The Bombay HC quashes order of the FCI taking disciplinary action taken against its employees after four years, reports Urvi Mahajani.

india Updated: May 08, 2007 22:16 IST

The Bombay High Court quashed the order of the Food Corporation of India (FCI) taking disciplinary action taken against its employees after four years, observing that on the ground that FCI officer did not hear the employee before imposing penalty.



Interestingly, the inquiry officer had held the employee, JJ Halarnekar, only partially guilty, but disciplinary authority disagreed with the finding, and did not offer the employee any opportunity to comment on inquiry report.



Observing that it was violation of principles of natural justice to deny an employee to present his side, a division bench of Chief Justice Swatanter Kumar and SC Dharmadhikari recently held the FCI had denied its employee "protection of law".
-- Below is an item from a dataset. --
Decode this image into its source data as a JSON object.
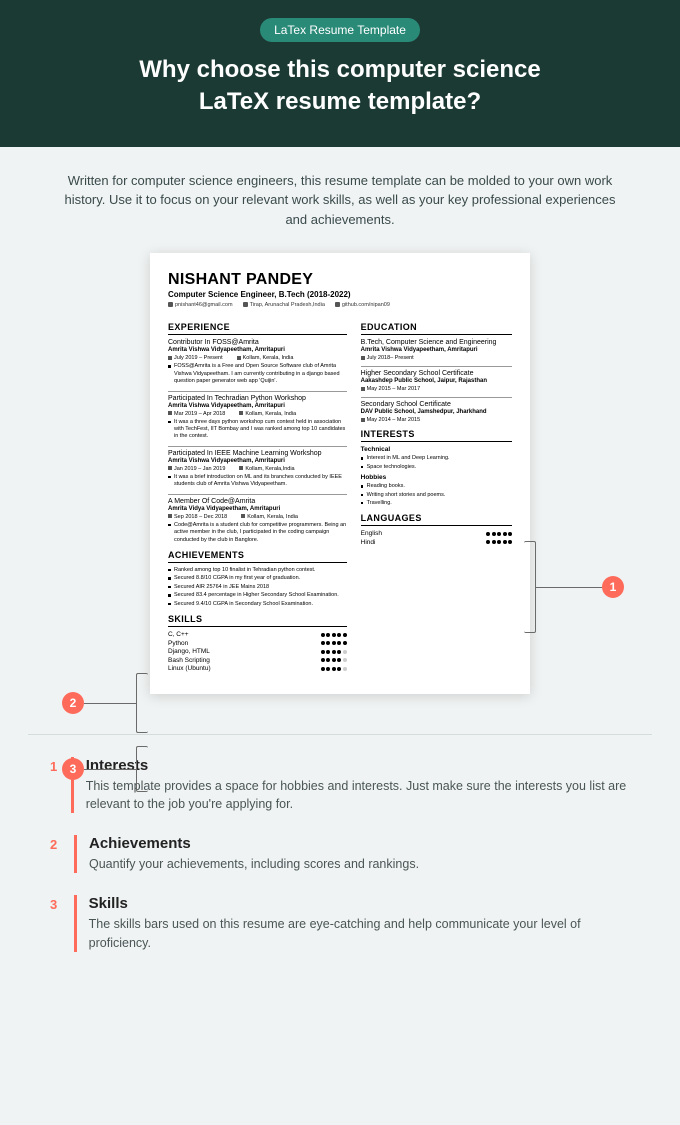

The incident dates back to 1986 when Halarnekar was working in the office of district manager, FCI, Goa. A large consignment of wheat arrived in the FCI office there. Since there was no place, the wheat sacks were kept in the open space near the godown.



This caused loss of grains as they were infested by pigs, buffaloes, rats and birds. Halarnekar was held responsible prima facie guilty for causing the damage. A chargesheet was filed against him in April 1992.



However, inquiry officer held him only partially guilty, for "failing to maintain integrity and devotion to work."



The report was forwarded to disciplinary authority, which disagreed with inquiry report, and held that Halarnekar was guilty of all the charges in chargesheet, and imposed a penalty of Rs 34, 978 on him. He appealed against the same.



The HC observed that there was undue delay in even initiating the inquiry against Halarnekar, which started in 1990. However, that was not the reason stated for quashing the penalty.



According to the bench, Halarnekar was not given any opportunity to submit his say after inquiry report was filed before the disciplinary authority. And the penalty was imposed on him without giving him a chance.



Stating that "principles of natural justice will have to be read into FCI staff regulations" (under which inquiry was held), the court said that if opportunity of hearing is given, the employee could have persuaded disciplinary officer to accept favourable findings of inquiry officer.



"Charged officer must have opportunity to represent before disciplinary authority before final findings on the charges are recorded and punishment imposed," the court observed while setting aside the penalty imposed on Halarnekar.